**Work to complete:** Your response should be a copy of each line in the listing below that includes the word "反射型xss".

**Data in this exercise:**
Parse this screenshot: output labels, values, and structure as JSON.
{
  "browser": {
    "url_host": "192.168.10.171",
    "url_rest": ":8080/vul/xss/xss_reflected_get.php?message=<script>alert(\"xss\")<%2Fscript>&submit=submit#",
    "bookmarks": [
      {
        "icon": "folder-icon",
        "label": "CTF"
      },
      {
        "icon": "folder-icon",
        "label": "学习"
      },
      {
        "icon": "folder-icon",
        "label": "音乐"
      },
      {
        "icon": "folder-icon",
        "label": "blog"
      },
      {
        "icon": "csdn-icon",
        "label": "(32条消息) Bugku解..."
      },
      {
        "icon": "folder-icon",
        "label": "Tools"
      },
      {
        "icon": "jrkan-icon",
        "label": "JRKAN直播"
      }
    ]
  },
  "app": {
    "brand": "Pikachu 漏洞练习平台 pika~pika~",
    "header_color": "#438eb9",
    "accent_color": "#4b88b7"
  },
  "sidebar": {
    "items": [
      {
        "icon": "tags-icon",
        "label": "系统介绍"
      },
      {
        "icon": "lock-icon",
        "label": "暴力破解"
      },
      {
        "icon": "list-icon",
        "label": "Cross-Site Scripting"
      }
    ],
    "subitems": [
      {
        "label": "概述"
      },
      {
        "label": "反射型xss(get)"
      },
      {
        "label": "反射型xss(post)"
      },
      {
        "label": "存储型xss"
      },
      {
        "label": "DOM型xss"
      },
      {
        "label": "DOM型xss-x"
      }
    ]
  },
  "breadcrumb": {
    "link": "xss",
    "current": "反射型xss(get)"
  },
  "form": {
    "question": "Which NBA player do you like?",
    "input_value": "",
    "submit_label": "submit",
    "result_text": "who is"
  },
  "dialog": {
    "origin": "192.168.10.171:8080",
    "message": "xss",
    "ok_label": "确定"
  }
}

**Result of the exercise:**
        "label": "反射型xss(get)"
        "label": "反射型xss(post)"
    "current": "反射型xss(get)"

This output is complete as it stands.